The records Block Start

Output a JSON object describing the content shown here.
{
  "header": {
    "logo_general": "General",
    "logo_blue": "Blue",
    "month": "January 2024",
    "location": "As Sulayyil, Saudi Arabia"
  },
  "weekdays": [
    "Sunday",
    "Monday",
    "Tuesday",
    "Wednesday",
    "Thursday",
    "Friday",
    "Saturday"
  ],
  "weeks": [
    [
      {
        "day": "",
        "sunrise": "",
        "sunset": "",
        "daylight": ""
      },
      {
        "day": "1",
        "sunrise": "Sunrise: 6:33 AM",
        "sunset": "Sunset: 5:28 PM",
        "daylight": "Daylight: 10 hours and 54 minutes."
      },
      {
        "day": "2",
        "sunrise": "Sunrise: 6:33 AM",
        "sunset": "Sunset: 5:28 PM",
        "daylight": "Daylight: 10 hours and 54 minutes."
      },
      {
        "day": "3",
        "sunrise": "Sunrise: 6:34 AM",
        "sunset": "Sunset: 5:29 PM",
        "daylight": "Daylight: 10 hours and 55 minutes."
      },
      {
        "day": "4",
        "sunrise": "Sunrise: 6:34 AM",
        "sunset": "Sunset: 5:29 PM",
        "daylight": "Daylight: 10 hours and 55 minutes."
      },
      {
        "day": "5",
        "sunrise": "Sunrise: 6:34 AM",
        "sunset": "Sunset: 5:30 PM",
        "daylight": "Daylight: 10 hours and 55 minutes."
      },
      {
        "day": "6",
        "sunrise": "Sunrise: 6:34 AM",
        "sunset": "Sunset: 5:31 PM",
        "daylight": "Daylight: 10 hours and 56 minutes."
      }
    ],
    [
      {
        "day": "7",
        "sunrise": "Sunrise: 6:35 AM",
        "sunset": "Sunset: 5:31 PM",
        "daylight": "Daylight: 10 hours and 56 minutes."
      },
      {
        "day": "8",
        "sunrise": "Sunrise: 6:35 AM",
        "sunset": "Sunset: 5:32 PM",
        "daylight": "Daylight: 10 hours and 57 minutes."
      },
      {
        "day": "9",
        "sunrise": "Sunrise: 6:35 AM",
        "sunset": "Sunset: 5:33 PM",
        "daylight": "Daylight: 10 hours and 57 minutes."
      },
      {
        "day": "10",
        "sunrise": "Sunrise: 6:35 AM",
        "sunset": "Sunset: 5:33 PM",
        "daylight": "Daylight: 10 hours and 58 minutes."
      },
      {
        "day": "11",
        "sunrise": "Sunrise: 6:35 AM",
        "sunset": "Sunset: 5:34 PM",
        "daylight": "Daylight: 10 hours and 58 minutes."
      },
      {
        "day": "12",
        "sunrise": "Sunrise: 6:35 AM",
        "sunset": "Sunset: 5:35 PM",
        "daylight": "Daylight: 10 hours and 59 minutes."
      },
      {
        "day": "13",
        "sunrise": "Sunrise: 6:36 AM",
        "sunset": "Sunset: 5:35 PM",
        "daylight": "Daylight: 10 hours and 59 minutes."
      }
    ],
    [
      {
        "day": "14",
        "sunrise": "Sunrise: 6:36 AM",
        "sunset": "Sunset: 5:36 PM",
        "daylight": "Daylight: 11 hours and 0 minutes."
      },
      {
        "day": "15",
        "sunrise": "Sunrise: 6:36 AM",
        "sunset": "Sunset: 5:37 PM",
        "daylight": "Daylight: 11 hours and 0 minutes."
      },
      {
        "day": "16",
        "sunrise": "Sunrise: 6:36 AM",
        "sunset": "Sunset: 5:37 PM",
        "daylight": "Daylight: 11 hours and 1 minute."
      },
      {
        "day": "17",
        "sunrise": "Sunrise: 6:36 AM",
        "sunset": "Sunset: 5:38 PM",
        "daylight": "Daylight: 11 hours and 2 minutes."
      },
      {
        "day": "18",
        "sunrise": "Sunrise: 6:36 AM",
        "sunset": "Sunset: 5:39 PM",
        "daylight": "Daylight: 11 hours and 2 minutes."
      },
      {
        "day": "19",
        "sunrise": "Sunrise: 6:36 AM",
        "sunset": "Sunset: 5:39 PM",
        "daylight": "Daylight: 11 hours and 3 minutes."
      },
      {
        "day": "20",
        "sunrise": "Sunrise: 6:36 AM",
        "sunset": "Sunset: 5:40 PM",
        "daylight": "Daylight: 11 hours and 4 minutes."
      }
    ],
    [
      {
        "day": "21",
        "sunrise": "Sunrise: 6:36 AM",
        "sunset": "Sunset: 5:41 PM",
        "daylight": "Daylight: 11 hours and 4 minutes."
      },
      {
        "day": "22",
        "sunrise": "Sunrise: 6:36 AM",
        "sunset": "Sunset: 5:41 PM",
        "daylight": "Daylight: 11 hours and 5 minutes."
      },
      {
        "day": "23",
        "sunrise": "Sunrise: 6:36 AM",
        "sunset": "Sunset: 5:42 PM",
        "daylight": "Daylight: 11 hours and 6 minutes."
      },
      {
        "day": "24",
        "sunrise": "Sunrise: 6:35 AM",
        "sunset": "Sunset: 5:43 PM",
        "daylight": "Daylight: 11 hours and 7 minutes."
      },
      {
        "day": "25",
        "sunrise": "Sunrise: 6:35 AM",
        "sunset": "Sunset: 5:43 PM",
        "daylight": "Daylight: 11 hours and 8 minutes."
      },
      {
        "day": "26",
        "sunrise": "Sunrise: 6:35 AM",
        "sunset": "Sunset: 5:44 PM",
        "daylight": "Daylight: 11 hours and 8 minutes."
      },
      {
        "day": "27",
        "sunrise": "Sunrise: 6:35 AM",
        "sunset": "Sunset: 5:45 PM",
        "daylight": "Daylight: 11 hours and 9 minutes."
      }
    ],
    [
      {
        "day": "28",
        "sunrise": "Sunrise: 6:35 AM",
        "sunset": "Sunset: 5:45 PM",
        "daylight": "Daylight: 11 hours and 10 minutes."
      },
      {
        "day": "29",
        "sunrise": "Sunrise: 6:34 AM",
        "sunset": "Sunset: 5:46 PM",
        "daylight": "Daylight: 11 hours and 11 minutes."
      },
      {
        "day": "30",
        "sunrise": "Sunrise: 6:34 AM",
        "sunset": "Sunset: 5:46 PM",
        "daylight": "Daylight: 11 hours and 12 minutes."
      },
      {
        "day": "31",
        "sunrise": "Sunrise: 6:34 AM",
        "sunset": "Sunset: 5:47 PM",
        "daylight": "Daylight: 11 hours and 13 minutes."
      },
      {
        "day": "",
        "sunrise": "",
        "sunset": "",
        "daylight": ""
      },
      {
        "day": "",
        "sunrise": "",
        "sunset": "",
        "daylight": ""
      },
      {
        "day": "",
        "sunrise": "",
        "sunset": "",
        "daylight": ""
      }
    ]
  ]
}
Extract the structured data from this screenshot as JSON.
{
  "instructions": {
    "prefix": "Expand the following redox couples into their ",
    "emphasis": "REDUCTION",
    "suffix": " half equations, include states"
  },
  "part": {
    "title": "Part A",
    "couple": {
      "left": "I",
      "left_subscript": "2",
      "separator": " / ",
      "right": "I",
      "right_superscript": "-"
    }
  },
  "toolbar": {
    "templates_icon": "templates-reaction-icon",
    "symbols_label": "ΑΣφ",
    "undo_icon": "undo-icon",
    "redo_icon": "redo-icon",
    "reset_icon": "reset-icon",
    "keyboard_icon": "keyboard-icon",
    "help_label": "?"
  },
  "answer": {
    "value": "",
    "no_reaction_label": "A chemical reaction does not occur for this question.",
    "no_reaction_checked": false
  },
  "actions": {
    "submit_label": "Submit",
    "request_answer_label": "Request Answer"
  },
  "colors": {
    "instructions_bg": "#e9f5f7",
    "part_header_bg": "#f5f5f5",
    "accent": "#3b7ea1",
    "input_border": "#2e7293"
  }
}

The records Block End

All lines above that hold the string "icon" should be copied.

### Answer to the exercise
    "templates_icon": "templates-reaction-icon",
    "undo_icon": "undo-icon",
    "redo_icon": "redo-icon",
    "reset_icon": "reset-icon",
    "keyboard_icon": "keyboard-icon",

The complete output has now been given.